WHAT YOU HAVE TO DO: Copies of all lines containing the string "controllori" are needed from the data below.

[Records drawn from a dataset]

=== Section Start ===

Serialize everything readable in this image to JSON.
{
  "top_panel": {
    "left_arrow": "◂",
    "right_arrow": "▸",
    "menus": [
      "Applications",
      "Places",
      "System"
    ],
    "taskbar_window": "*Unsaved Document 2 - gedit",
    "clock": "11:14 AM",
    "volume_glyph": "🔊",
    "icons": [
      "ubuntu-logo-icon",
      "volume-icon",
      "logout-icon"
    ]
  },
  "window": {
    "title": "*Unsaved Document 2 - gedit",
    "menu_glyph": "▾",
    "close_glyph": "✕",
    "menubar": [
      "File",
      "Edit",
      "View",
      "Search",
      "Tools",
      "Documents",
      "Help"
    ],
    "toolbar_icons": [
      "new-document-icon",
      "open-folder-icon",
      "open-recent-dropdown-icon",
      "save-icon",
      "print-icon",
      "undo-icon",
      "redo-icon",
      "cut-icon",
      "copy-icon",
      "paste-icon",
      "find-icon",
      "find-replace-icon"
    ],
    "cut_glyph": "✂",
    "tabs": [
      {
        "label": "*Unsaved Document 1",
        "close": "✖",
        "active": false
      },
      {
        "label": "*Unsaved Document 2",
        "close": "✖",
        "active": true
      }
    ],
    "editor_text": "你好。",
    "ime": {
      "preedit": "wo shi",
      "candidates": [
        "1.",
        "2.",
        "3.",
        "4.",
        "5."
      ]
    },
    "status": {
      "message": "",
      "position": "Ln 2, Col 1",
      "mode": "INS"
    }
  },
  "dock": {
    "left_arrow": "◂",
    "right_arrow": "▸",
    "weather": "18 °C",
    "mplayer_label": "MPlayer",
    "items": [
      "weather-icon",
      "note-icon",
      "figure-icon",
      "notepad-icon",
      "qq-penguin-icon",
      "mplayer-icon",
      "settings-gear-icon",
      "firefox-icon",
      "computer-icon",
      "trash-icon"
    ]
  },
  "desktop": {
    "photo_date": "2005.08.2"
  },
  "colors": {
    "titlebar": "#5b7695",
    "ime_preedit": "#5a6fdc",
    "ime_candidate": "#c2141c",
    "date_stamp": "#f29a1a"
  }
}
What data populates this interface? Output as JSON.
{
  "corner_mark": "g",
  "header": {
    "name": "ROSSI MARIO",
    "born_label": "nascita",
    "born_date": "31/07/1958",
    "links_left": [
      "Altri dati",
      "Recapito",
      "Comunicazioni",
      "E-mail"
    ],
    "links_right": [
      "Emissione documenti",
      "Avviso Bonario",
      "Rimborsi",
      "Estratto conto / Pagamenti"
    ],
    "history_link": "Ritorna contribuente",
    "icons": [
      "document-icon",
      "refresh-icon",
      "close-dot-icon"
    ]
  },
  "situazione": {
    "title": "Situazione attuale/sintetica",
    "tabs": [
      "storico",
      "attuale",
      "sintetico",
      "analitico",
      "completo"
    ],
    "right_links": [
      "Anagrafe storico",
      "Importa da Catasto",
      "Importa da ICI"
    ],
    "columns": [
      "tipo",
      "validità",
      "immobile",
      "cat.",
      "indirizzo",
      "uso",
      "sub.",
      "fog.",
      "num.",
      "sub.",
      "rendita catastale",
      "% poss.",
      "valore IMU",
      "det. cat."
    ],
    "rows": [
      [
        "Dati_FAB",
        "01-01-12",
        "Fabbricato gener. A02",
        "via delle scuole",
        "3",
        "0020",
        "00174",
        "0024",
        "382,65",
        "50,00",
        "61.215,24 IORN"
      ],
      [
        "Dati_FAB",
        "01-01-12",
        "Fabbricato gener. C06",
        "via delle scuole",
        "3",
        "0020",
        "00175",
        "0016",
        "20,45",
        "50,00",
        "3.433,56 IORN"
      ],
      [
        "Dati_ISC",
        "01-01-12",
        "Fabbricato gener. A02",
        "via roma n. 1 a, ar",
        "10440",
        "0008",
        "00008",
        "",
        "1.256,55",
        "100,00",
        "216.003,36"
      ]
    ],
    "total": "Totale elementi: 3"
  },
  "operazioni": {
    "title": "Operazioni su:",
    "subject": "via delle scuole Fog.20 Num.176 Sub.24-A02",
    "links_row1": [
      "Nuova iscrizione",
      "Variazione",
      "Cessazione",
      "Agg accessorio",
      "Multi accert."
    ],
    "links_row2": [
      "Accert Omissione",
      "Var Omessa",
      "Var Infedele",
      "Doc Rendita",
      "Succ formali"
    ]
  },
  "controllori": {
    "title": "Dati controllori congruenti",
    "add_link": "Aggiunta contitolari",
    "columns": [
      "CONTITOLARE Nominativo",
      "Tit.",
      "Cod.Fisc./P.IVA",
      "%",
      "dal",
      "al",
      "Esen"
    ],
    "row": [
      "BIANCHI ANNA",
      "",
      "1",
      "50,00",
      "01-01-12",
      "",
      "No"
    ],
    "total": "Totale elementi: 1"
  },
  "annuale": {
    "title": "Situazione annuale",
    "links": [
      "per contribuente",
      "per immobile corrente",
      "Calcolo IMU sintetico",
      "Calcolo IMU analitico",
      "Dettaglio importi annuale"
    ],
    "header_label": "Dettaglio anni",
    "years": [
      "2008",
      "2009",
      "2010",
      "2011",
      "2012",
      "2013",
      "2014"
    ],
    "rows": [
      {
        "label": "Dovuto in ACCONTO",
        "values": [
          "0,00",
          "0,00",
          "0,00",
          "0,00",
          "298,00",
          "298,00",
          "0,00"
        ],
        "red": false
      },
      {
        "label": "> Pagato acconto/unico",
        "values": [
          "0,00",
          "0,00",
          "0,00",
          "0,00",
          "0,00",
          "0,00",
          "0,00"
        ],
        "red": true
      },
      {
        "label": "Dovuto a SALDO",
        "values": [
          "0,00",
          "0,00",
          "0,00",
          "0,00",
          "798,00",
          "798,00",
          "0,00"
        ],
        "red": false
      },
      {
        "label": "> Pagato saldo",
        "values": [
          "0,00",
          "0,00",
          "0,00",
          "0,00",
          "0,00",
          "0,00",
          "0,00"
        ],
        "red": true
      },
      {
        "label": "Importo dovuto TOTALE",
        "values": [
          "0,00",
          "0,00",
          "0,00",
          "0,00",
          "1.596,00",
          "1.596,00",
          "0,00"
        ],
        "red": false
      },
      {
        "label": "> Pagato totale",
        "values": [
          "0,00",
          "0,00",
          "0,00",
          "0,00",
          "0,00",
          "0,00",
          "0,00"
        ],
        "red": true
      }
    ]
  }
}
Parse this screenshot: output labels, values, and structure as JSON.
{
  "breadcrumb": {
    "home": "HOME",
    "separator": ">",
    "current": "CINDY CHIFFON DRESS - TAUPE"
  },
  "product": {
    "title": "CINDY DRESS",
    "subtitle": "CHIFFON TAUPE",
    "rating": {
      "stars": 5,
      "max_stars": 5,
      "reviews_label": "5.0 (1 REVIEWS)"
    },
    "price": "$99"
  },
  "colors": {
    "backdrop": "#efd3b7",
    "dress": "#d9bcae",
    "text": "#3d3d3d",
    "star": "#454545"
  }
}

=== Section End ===

REPLY TO THE TASK:
  "controllori": {
    "title": "Dati controllori congruenti",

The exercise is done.